* PROMPT *
Search the data below for "subjects"; list each line that holds it.

* MATERIAL SHOWN *
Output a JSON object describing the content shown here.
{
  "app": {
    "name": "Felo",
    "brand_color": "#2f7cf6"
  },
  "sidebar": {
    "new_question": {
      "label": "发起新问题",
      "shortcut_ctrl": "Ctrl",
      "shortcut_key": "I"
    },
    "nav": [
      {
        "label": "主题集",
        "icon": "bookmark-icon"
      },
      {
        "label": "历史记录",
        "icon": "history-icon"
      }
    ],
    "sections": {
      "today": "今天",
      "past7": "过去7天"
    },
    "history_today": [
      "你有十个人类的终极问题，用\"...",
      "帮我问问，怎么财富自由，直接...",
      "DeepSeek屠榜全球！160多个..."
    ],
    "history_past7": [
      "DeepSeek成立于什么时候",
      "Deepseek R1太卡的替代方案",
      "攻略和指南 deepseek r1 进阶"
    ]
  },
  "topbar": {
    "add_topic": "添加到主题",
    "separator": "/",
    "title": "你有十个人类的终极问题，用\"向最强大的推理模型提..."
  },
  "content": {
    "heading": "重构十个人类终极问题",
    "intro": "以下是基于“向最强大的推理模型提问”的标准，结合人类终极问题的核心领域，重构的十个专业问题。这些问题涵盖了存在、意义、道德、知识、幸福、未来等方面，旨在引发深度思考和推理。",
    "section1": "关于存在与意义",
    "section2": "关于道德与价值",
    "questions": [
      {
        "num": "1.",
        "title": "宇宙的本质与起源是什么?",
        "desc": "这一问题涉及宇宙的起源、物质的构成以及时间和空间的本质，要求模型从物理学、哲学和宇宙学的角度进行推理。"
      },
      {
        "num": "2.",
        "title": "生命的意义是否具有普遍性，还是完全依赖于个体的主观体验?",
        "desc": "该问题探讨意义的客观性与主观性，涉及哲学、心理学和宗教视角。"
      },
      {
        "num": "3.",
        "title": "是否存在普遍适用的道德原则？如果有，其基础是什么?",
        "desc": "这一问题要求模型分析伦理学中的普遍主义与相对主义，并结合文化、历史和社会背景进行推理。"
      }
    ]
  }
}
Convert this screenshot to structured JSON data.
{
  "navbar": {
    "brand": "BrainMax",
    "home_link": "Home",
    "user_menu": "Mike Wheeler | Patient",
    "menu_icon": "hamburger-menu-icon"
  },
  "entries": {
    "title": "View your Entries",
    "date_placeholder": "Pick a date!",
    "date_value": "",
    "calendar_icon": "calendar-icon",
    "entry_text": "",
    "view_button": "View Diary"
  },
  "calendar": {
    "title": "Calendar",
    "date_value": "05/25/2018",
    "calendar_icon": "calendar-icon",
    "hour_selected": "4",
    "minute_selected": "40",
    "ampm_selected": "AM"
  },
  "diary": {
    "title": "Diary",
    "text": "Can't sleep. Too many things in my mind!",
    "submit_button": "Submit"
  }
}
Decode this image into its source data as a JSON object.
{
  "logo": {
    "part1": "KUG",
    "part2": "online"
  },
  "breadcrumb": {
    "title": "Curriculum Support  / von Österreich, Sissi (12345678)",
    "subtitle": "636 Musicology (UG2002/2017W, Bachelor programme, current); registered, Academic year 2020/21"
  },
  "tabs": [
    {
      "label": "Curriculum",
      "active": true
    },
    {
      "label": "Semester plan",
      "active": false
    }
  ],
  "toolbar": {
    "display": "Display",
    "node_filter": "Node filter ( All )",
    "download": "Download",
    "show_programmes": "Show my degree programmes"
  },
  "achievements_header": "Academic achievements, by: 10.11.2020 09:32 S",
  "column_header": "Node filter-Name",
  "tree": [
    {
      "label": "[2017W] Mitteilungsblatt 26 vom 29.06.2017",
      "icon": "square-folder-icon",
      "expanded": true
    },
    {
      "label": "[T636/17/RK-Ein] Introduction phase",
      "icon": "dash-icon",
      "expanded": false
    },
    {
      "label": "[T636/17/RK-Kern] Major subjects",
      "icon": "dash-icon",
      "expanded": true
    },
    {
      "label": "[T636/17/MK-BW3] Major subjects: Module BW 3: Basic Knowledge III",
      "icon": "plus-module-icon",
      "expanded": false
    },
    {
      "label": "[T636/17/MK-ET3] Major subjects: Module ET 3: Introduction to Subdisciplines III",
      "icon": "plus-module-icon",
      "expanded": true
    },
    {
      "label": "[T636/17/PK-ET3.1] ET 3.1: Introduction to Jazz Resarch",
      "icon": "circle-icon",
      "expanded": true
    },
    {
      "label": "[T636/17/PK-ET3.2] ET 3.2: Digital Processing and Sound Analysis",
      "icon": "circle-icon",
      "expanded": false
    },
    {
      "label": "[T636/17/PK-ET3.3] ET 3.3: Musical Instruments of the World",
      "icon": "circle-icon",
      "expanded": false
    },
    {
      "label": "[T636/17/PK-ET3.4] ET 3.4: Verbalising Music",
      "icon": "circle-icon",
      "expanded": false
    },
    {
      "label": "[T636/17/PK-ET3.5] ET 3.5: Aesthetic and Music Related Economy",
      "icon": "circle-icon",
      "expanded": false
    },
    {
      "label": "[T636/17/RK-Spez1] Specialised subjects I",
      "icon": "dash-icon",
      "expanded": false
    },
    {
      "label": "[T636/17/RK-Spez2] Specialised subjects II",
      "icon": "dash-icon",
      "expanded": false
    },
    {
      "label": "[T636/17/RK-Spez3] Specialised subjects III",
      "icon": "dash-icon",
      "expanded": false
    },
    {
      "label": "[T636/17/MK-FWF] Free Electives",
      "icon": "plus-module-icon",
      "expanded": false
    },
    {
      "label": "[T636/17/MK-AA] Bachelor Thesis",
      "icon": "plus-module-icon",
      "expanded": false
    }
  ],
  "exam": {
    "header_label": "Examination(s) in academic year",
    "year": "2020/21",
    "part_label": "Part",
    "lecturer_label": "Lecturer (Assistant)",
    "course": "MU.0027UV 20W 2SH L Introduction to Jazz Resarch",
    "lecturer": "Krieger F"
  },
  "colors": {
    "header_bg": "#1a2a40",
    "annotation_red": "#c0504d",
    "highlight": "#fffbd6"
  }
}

* SOLUTION *
      "label": "[T636/17/RK-Kern] Major subjects",
      "label": "[T636/17/MK-BW3] Major subjects: Module BW 3: Basic Knowledge III",
      "label": "[T636/17/MK-ET3] Major subjects: Module ET 3: Introduction to Subdisciplines III",
      "label": "[T636/17/RK-Spez1] Specialised subjects I",
      "label": "[T636/17/RK-Spez2] Specialised subjects II",
      "label": "[T636/17/RK-Spez3] Specialised subjects III",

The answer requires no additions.